So ... You're a Fundraiser!
4. Intentionality: Visualize yourself succeeding. Visualize your appeal letter making $30,000 or a sum that’s significant for your organization. Visualize yourself writing that winning grant. Visualize people opening your e-newsletter and donating $1,000 on the spot.
5. The edge: Work on getting better and better. But what does that look like? Is it trying a new area of fundraising? Working on social-media communications instead of direct-mail campaigns? Working on planned giving instead of capital campaigns? Working on grants instead of database management? Whatever it is, there are so many fields of fundraising out there that it’s impossible to ever be a master of them all. But that’s the fun part, right? You never have to worry about running out of things to learn! And the more you learn and practice, the more valuable you are to any employer.
What are some tools for mastery?
1. Recognize that you are going to resist the changes. You are going to want to slide back into the old ways of doing things. People around you are also going to resist it when you try to do things differently. This is normal and expected. Learning something new about fundraising and then applying it is a lot like starting a new workout routine. It takes time to get into that groove until it’s ingrained in your body and mind. It takes time to persuade everyone to create a culture of philanthropy at your nonprofit.
2. Be willing to negotiate with your resistance. What does that mean? Acknowledge that you’re in resistance. You get out of bed in the morning and know you should go for a run, but you just want to fall back into bed.
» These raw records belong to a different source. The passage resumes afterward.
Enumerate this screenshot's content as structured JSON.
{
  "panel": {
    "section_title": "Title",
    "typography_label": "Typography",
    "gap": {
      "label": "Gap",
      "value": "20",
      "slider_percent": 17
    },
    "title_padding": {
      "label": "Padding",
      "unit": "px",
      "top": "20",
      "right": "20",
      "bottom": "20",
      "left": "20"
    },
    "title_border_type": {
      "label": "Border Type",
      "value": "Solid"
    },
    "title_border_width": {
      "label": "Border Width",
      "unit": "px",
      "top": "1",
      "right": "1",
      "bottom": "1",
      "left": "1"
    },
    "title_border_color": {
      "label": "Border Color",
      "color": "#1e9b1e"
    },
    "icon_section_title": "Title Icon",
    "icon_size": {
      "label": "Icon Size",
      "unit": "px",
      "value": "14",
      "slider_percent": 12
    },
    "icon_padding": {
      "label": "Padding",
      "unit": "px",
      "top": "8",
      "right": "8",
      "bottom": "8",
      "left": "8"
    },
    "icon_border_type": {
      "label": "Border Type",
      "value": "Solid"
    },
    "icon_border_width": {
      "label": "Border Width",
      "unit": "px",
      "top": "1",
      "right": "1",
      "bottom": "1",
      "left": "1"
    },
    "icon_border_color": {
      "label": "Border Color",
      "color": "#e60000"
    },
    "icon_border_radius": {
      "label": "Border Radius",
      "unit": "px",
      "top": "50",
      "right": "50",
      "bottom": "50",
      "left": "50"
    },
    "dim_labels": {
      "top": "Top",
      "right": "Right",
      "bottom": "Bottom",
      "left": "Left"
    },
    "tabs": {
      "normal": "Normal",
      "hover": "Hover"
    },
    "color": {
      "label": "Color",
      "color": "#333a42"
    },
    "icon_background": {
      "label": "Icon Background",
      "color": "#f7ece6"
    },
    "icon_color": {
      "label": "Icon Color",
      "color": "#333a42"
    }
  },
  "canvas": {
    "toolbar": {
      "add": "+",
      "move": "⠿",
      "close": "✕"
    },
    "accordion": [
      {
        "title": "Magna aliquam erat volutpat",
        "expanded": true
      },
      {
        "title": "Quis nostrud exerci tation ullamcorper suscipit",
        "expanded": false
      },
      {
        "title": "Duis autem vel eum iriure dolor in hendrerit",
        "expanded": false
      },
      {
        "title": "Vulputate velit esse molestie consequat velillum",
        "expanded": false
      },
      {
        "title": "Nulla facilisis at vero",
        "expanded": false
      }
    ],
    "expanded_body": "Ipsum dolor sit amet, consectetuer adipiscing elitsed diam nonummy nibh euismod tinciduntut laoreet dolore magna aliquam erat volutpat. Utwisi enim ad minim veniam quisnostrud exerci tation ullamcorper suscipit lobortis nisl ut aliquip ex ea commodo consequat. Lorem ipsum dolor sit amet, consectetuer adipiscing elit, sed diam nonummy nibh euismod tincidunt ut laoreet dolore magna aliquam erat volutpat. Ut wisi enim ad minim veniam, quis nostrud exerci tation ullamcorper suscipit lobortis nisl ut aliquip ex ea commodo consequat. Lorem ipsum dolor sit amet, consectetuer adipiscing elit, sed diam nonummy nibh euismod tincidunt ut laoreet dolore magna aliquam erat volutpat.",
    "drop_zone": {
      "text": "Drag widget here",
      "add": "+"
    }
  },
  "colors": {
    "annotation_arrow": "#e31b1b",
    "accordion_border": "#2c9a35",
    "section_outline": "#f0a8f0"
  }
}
OK, you don’t feel like going hard today. So go most of the distance, and come back. You don’t have to power through it at full speed.